OGDEN -- Debbie Daniel was pleased when she had to add two extra computer classes to her community schools roster at Mount Ogden Junior High School.
There is also a waiting list for the computer classes. Daniel oversees the evening classes for the school's community schools program. The extra bonus for her has been the number of adults age 50 and older who are rapidly signing up for the classes.
She loves visiting with the group as they come to the classes, which are taught by the school's teachers.
She has one 87-year-old class member who loves to talk about what he has learned.
"They make my day," she said. "I love them, they are great."
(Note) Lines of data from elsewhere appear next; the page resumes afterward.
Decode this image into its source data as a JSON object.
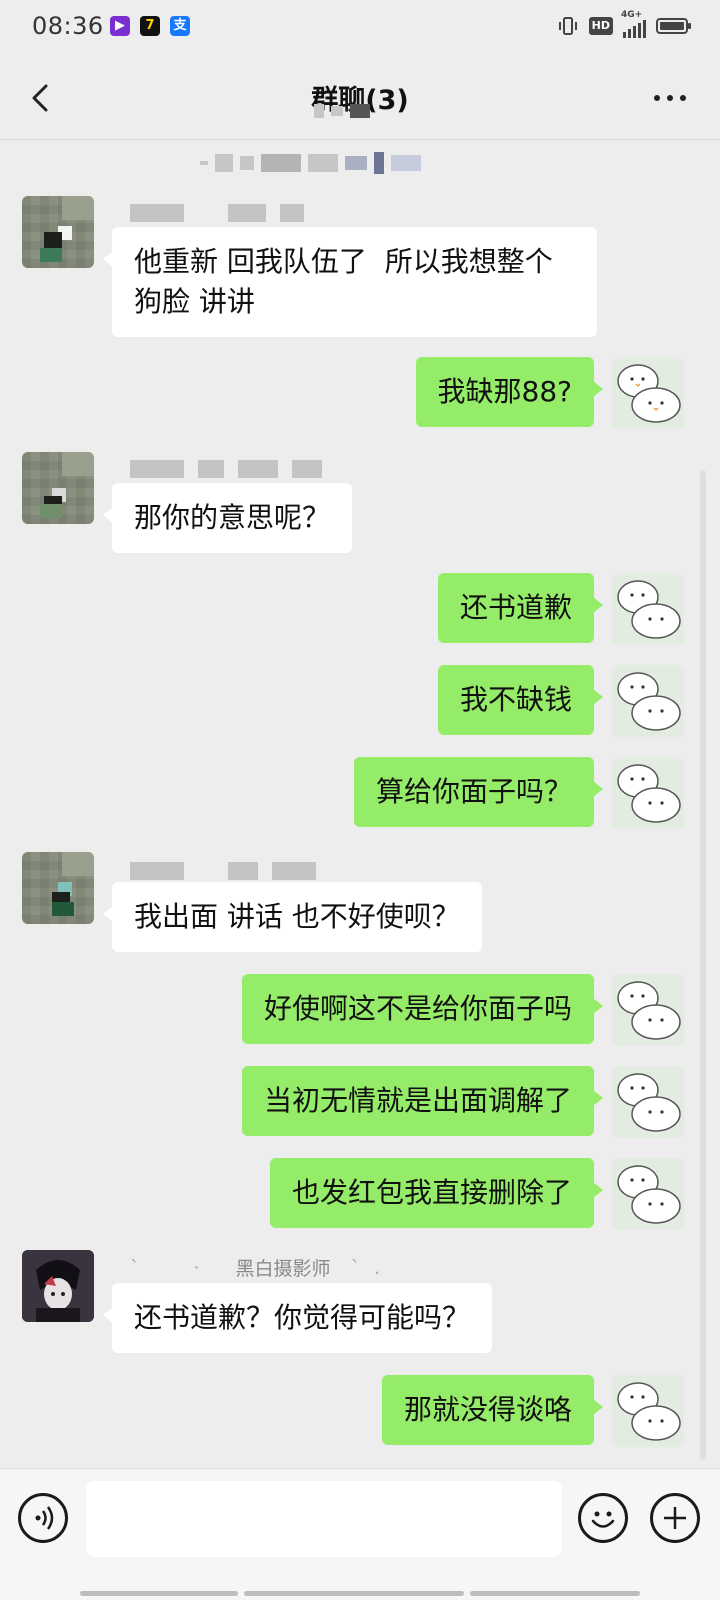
{
  "status_bar": {
    "time": "08:36",
    "app_icons": [
      "video-app-icon",
      "seven-app-icon",
      "alipay-icon"
    ],
    "indicators": [
      "vibrate-icon",
      "hd-icon",
      "4g-signal-icon",
      "battery-icon"
    ],
    "hd_label": "HD",
    "network_label": "4G+"
  },
  "header": {
    "title": "群聊(3)",
    "back_icon": "chevron-left-icon",
    "more_icon": "more-dots-icon"
  },
  "messages": [
    {
      "side": "in",
      "name_visible": false,
      "text": "他重新 回我队伍了  所以我想整个狗脸 讲讲"
    },
    {
      "side": "out",
      "text": "我缺那88?"
    },
    {
      "side": "in",
      "name_visible": false,
      "text": "那你的意思呢？"
    },
    {
      "side": "out",
      "text": "还书道歉"
    },
    {
      "side": "out",
      "text": "我不缺钱"
    },
    {
      "side": "out",
      "text": "算给你面子吗？"
    },
    {
      "side": "in",
      "name_visible": false,
      "text": "我出面 讲话 也不好使呗？"
    },
    {
      "side": "out",
      "text": "好使啊这不是给你面子吗"
    },
    {
      "side": "out",
      "text": "当初无情就是出面调解了"
    },
    {
      "side": "out",
      "text": "也发红包我直接删除了"
    },
    {
      "side": "in",
      "name": "黑白摄影师",
      "text": "还书道歉？你觉得可能吗？"
    },
    {
      "side": "out",
      "text": "那就没得谈咯"
    }
  ],
  "input_bar": {
    "voice_icon": "voice-icon",
    "input_placeholder": "",
    "emoji_icon": "emoji-icon",
    "plus_icon": "plus-icon"
  },
  "colors": {
    "background": "#ededed",
    "bubble_out": "#95ec69",
    "bubble_in": "#ffffff"
  }
}
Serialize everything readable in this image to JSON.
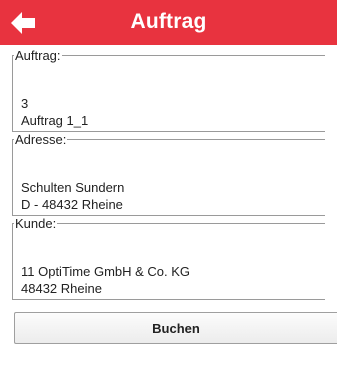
{
  "header": {
    "title": "Auftrag",
    "back_icon": "arrow-left-icon",
    "color": "#e8333f"
  },
  "auftrag": {
    "legend": "Auftrag:",
    "number": "3",
    "name": "Auftrag 1_1"
  },
  "adresse": {
    "legend": "Adresse:",
    "line1": "Schulten Sundern",
    "line2": "D - 48432 Rheine"
  },
  "kunde": {
    "legend": "Kunde:",
    "line1": "11 OptiTime GmbH & Co. KG",
    "line2": "48432 Rheine"
  },
  "action": {
    "book_label": "Buchen"
  }
}
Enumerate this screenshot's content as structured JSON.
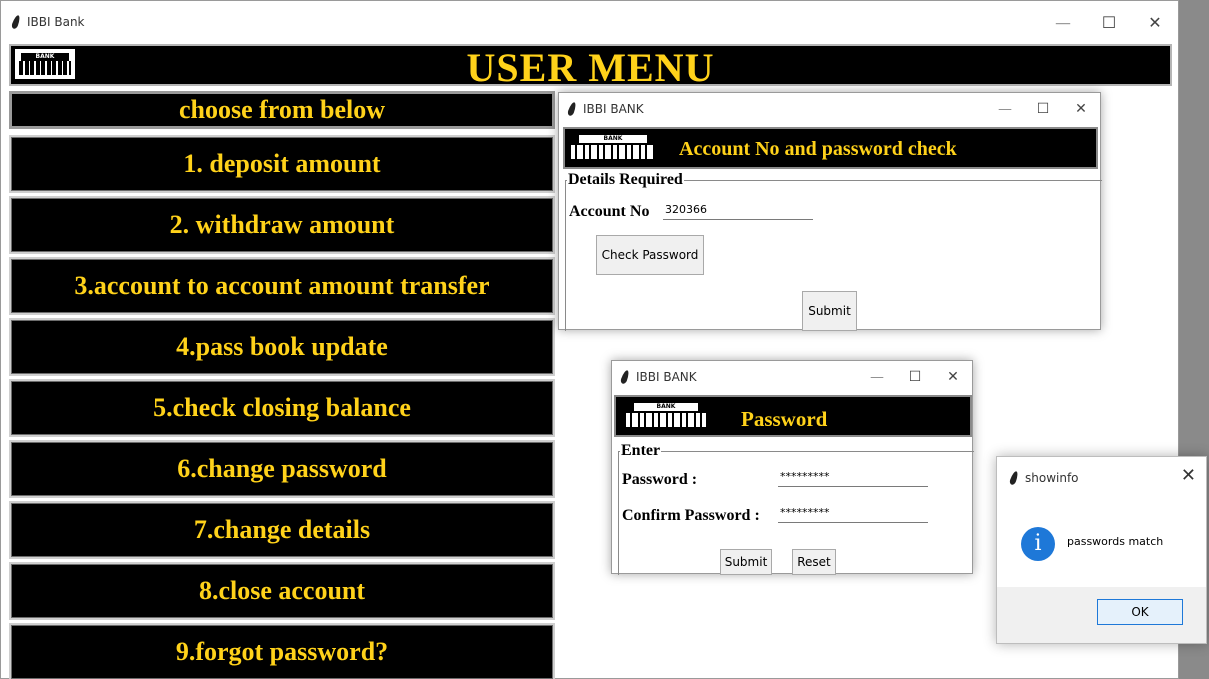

Randy Mueller, adult services director at the Ogden Main Branch of the Weber County Library, has seen the same trend.
He said he can always count on at least one-third of the computer classes to include senior citizens, and sometimes he has entire classes made up of seniors.
Because we're in an age of information and social networking, Mueller said, many seniors want to be able to connect with family members who live far away or want to use the Internet for genealogical research.
Tirzah Probasco said that, for her, it is all of the above.
She attends the advanced beginning computer class at Mount Ogden Junior High School on Tuesday nights.
The students who started out as beginners asked that another class be added after completion of their four-week course. So, now they've been delving into various uses for the computer.
At the last class, they were learning how to write formal letters using Microsoft Word. Probasco felt the class was something she really needed.
She drives to Ogden from Clearfield each week and says she has enjoyed every minute of it.
"I know just enough to get myself in trouble," she said with a laugh, as she sat behind a large computer screen, ready to work.
Probasco pays $5 per week for the class, but feels she has come away with quite a deal.
"The price is fabulous," she said.
She teaches a painting class and wants to write up her class plans on the computer without having much stress. She feels she can now do that, and still wants to learn more.
"Here, I have the ability to ask stupid questions," she said of the class.
Probasco has noticed that when she asks her children or grandchildren for help, they're happy to come to her aid but often want to do it for her, rather than show her how to do it herself. She really prefers to do it herself, so the idea of a class with other adult learners appeals to her.
"Here, I don't feel quite so vulnerable," she said.
The demand for a variety of classes has grown, Mueller said, so classes range from basic to advanced computer skills, as well as some new classes on digital photography and Internet safety.
The classes at the library are free, and those interested can sign up by calling or coming into the library. Some class members come back and take the same classes more than once.
"It is quite a bit to absorb," Mueller said.
The classes taught in Spanish at the library have also been popular and fill up almost every time they are taught, Mueller said. He is impressed with how the community wants to be computer literate in many different aspects.
For more information on classes offered at the library and the various branches, visit www.weberpl.lib.ut.us and visit the programs and events link.
New computer classes, as well as other community classes, start today at Mount Ogden Junior High School. For more information on those classes, email Daniel at firstname.lastname@example.org.